::: DATA TO EXAMINE :::

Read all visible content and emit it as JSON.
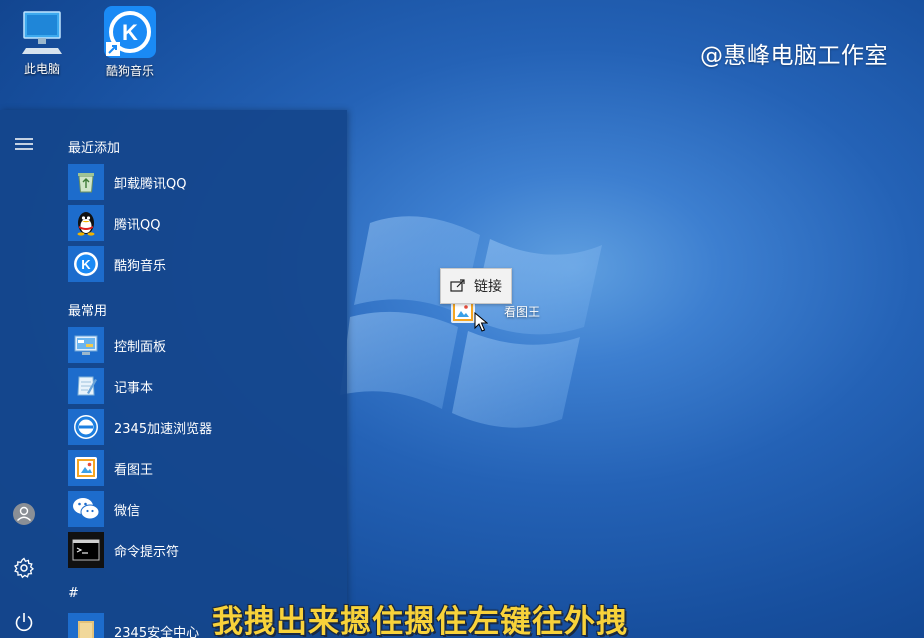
{
  "watermark": "@惠峰电脑工作室",
  "desktop_icons": [
    {
      "label": "此电脑",
      "icon": "computer-icon"
    },
    {
      "label": "酷狗音乐",
      "icon": "kugou-icon"
    }
  ],
  "drag": {
    "tooltip_label": "链接",
    "tooltip_icon": "link-arrow-icon",
    "ghost_label": "看图王"
  },
  "start_menu": {
    "recent_header": "最近添加",
    "recent_items": [
      {
        "label": "卸载腾讯QQ",
        "icon": "recycle-bin-icon"
      },
      {
        "label": "腾讯QQ",
        "icon": "qq-penguin-icon"
      },
      {
        "label": "酷狗音乐",
        "icon": "kugou-icon"
      }
    ],
    "frequent_header": "最常用",
    "frequent_items": [
      {
        "label": "控制面板",
        "icon": "control-panel-icon"
      },
      {
        "label": "记事本",
        "icon": "notepad-icon"
      },
      {
        "label": "2345加速浏览器",
        "icon": "browser-2345-icon"
      },
      {
        "label": "看图王",
        "icon": "image-viewer-icon"
      },
      {
        "label": "微信",
        "icon": "wechat-icon"
      },
      {
        "label": "命令提示符",
        "icon": "cmd-icon"
      }
    ],
    "hash_header": "#",
    "hash_items": [
      {
        "label": "2345安全中心",
        "icon": "folder-icon"
      }
    ]
  },
  "subtitle": "我拽出来摁住摁住左键往外拽",
  "colors": {
    "tile_blue": "#1d6ccc",
    "subtitle_yellow": "#f8d23a",
    "menu_bg": "#14468c"
  }
}
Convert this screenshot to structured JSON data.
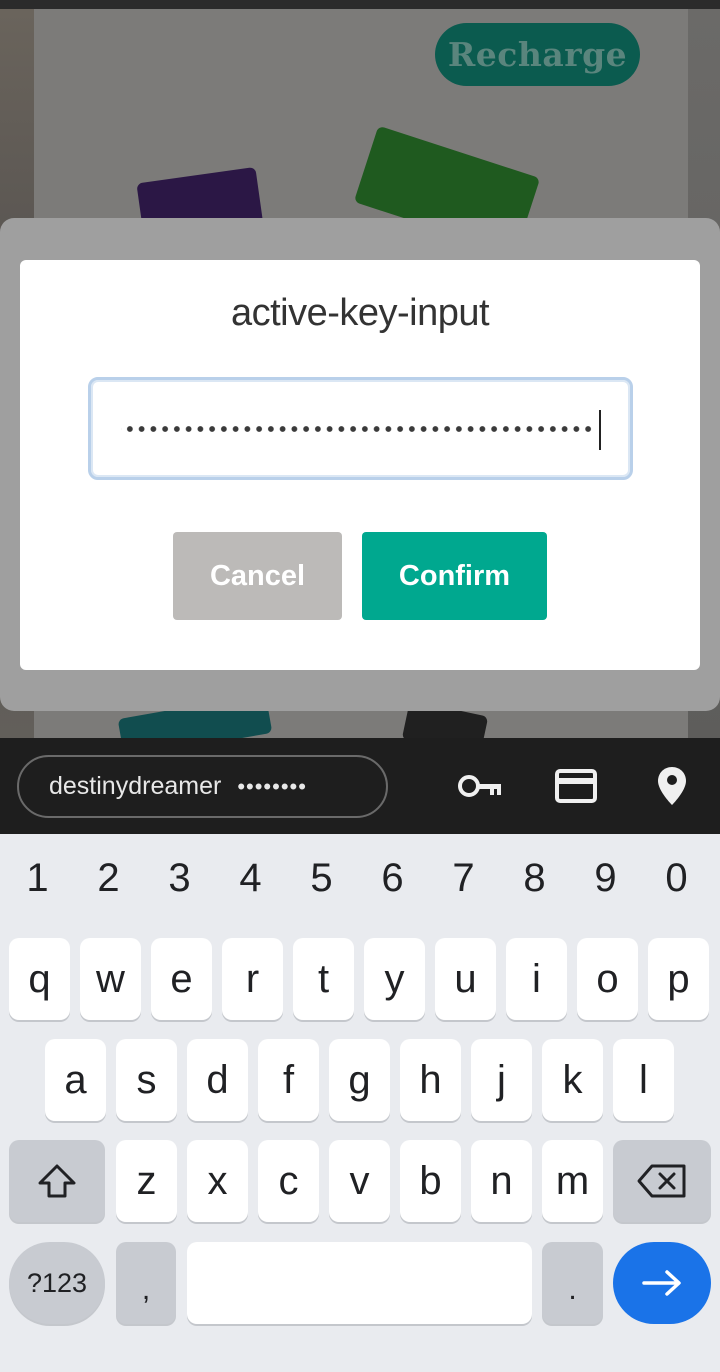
{
  "background_app": {
    "recharge_label": "Recharge"
  },
  "dialog": {
    "title": "active-key-input",
    "input_mask": "••••••••••••••••••••••••••••••••••••••••",
    "cancel_label": "Cancel",
    "confirm_label": "Confirm"
  },
  "autofill": {
    "username": "destinydreamer",
    "password_mask": "••••••••",
    "icons": [
      "key-icon",
      "credit-card-icon",
      "location-pin-icon"
    ]
  },
  "keyboard": {
    "number_row": [
      "1",
      "2",
      "3",
      "4",
      "5",
      "6",
      "7",
      "8",
      "9",
      "0"
    ],
    "row1": [
      "q",
      "w",
      "e",
      "r",
      "t",
      "y",
      "u",
      "i",
      "o",
      "p"
    ],
    "row2": [
      "a",
      "s",
      "d",
      "f",
      "g",
      "h",
      "j",
      "k",
      "l"
    ],
    "row3": [
      "z",
      "x",
      "c",
      "v",
      "b",
      "n",
      "m"
    ],
    "symbols_label": "?123",
    "comma_label": ",",
    "period_label": "."
  },
  "colors": {
    "confirm": "#00a88f",
    "cancel": "#bcbab8",
    "enter_key": "#1a73e8",
    "recharge": "#0b5b4f"
  }
}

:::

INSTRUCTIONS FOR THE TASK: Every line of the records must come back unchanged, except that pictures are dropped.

RESULT BELOW:
Read all visible content and emit it as JSON.
{
  "watermark": "@惠峰电脑工作室",
  "desktop_icons": [
    {
      "label": "此电脑",
      "icon": "computer-icon"
    },
    {
      "label": "酷狗音乐",
      "icon": "kugou-icon"
    }
  ],
  "drag": {
    "tooltip_label": "链接",
    "tooltip_icon": "link-arrow-icon",
    "ghost_label": "看图王"
  },
  "start_menu": {
    "recent_header": "最近添加",
    "recent_items": [
      {
        "label": "卸载腾讯QQ",
        "icon": "recycle-bin-icon"
      },
      {
        "label": "腾讯QQ",
        "icon": "qq-penguin-icon"
      },
      {
        "label": "酷狗音乐",
        "icon": "kugou-icon"
      }
    ],
    "frequent_header": "最常用",
    "frequent_items": [
      {
        "label": "控制面板",
        "icon": "control-panel-icon"
      },
      {
        "label": "记事本",
        "icon": "notepad-icon"
      },
      {
        "label": "2345加速浏览器",
        "icon": "browser-2345-icon"
      },
      {
        "label": "看图王",
        "icon": "image-viewer-icon"
      },
      {
        "label": "微信",
        "icon": "wechat-icon"
      },
      {
        "label": "命令提示符",
        "icon": "cmd-icon"
      }
    ],
    "hash_header": "#",
    "hash_items": [
      {
        "label": "2345安全中心",
        "icon": "folder-icon"
      }
    ]
  },
  "subtitle": "我拽出来摁住摁住左键往外拽",
  "colors": {
    "tile_blue": "#1d6ccc",
    "subtitle_yellow": "#f8d23a",
    "menu_bg": "#14468c"
  }
}
Convert this screenshot to structured JSON data.
{
  "background_app": {
    "recharge_label": "Recharge"
  },
  "dialog": {
    "title": "active-key-input",
    "input_mask": "••••••••••••••••••••••••••••••••••••••••",
    "cancel_label": "Cancel",
    "confirm_label": "Confirm"
  },
  "autofill": {
    "username": "destinydreamer",
    "password_mask": "••••••••",
    "icons": [
      "key-icon",
      "credit-card-icon",
      "location-pin-icon"
    ]
  },
  "keyboard": {
    "number_row": [
      "1",
      "2",
      "3",
      "4",
      "5",
      "6",
      "7",
      "8",
      "9",
      "0"
    ],
    "row1": [
      "q",
      "w",
      "e",
      "r",
      "t",
      "y",
      "u",
      "i",
      "o",
      "p"
    ],
    "row2": [
      "a",
      "s",
      "d",
      "f",
      "g",
      "h",
      "j",
      "k",
      "l"
    ],
    "row3": [
      "z",
      "x",
      "c",
      "v",
      "b",
      "n",
      "m"
    ],
    "symbols_label": "?123",
    "comma_label": ",",
    "period_label": "."
  },
  "colors": {
    "confirm": "#00a88f",
    "cancel": "#bcbab8",
    "enter_key": "#1a73e8",
    "recharge": "#0b5b4f"
  }
}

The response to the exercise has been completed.